## Work task
Look through the lines below; wherever the word "volume" appears, copy that line.

## Entries provided
/---
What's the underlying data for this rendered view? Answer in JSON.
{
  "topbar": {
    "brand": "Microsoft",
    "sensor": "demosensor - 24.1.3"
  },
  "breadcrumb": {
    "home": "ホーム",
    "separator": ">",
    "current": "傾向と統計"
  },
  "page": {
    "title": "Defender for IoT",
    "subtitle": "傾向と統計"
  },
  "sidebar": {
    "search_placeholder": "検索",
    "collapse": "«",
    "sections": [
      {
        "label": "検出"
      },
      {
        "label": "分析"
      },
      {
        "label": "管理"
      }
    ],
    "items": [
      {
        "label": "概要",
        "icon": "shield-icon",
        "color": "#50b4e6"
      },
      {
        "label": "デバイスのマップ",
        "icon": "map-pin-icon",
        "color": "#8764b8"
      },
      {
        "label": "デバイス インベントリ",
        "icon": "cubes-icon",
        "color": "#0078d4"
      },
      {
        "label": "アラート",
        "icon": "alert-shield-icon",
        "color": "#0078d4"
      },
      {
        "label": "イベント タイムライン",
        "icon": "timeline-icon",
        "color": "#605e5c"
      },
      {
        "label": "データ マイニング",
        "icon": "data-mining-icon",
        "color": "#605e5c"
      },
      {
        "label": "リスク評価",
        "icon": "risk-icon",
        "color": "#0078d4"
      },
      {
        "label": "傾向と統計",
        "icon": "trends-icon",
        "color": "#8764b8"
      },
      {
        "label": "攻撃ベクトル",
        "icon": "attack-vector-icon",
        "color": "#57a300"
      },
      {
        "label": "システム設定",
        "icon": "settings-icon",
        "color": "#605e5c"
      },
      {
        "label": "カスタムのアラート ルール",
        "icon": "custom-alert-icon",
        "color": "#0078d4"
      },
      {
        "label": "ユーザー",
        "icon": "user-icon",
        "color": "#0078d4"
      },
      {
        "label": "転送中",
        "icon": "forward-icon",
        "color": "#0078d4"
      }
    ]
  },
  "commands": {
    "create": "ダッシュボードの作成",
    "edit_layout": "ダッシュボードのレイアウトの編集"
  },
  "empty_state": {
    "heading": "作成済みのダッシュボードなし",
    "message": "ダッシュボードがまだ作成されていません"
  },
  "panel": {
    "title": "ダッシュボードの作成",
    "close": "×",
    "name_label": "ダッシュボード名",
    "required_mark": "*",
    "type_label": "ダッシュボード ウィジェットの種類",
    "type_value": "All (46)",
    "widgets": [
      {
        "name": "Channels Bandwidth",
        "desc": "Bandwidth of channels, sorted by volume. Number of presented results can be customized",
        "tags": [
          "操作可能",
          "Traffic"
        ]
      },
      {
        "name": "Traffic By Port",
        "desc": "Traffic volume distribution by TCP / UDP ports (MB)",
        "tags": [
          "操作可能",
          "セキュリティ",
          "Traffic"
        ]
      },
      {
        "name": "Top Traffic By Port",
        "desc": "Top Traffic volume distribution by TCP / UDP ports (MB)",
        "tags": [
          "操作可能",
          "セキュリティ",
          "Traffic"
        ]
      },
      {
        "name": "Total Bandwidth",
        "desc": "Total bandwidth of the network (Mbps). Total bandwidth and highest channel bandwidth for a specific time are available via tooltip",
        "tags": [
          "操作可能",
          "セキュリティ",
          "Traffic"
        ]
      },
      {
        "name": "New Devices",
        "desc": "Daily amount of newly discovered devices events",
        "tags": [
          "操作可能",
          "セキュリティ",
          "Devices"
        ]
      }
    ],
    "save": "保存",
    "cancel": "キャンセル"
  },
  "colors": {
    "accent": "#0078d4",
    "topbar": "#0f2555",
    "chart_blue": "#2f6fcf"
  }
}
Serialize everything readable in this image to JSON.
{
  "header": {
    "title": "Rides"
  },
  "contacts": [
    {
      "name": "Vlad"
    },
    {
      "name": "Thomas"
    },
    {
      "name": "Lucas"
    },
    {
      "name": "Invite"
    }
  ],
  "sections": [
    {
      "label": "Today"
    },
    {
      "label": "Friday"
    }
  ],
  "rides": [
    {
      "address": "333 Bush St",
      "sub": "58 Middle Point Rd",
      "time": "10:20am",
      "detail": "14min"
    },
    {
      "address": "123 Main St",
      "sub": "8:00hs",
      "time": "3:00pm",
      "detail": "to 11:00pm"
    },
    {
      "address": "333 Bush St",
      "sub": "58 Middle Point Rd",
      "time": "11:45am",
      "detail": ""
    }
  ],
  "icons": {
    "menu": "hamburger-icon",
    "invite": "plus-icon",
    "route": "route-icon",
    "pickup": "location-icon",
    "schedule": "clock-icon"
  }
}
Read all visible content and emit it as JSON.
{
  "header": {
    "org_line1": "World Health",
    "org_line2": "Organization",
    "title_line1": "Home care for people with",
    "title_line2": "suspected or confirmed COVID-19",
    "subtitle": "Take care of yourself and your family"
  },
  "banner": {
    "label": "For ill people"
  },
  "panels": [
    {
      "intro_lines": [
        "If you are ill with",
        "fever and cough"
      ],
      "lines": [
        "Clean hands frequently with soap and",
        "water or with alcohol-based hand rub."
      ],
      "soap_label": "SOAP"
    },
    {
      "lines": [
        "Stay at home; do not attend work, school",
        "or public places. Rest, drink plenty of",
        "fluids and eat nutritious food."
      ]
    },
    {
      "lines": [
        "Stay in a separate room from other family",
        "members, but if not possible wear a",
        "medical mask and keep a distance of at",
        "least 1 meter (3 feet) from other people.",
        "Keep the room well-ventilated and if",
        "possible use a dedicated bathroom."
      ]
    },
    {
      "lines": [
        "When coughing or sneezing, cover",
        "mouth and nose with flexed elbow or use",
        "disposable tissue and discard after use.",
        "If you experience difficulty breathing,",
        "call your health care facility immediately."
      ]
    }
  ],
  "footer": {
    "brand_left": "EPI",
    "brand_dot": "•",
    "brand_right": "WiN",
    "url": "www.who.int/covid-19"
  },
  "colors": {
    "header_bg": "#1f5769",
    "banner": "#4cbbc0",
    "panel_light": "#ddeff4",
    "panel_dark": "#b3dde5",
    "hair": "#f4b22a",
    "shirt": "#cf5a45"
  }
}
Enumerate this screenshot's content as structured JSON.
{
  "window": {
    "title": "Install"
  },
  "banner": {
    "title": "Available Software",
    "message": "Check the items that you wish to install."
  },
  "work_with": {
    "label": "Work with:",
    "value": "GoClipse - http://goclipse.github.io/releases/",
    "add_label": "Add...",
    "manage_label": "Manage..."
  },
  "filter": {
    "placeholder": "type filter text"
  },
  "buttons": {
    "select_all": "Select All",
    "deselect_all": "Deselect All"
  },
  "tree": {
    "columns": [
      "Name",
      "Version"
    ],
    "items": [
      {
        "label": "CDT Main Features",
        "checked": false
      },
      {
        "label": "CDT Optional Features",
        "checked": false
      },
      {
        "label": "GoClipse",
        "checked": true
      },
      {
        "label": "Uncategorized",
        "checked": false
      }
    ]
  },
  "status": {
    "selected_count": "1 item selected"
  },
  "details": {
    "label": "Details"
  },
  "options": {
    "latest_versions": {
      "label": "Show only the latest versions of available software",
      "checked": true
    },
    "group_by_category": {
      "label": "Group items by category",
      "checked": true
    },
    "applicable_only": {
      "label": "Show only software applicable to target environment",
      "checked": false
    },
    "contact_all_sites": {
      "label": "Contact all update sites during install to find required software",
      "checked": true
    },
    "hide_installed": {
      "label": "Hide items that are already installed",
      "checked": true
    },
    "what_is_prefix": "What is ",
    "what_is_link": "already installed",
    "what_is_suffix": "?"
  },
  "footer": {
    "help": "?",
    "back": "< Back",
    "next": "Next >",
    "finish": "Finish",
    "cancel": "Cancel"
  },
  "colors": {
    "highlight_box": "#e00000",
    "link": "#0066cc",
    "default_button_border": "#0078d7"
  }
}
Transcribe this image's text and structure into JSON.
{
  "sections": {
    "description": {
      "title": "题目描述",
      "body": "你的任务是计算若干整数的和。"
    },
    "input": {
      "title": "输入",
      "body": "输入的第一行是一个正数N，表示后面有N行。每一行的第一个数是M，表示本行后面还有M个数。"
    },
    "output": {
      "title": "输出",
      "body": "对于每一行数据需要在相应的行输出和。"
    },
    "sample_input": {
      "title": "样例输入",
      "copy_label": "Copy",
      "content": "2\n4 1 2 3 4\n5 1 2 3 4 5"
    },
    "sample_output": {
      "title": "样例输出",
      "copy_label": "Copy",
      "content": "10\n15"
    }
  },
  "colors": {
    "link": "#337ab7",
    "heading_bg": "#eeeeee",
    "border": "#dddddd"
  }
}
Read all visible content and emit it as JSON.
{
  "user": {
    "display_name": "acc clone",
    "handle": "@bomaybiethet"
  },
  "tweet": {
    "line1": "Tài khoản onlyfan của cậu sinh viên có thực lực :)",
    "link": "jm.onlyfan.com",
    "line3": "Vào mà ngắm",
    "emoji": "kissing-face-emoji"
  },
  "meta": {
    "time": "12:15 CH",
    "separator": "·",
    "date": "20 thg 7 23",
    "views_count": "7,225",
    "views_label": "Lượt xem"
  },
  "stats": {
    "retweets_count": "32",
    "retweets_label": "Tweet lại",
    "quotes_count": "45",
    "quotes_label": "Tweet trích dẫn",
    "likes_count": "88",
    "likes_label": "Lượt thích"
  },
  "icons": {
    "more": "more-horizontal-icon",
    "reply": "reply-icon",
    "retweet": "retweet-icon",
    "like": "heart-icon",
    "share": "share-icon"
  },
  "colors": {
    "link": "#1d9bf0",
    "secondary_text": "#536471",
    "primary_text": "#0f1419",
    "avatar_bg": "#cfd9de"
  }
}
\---
## Answer for this exercise
        "desc": "Bandwidth of channels, sorted by volume. Number of presented results can be customized",
        "desc": "Traffic volume distribution by TCP / UDP ports (MB)",
        "desc": "Top Traffic volume distribution by TCP / UDP ports (MB)",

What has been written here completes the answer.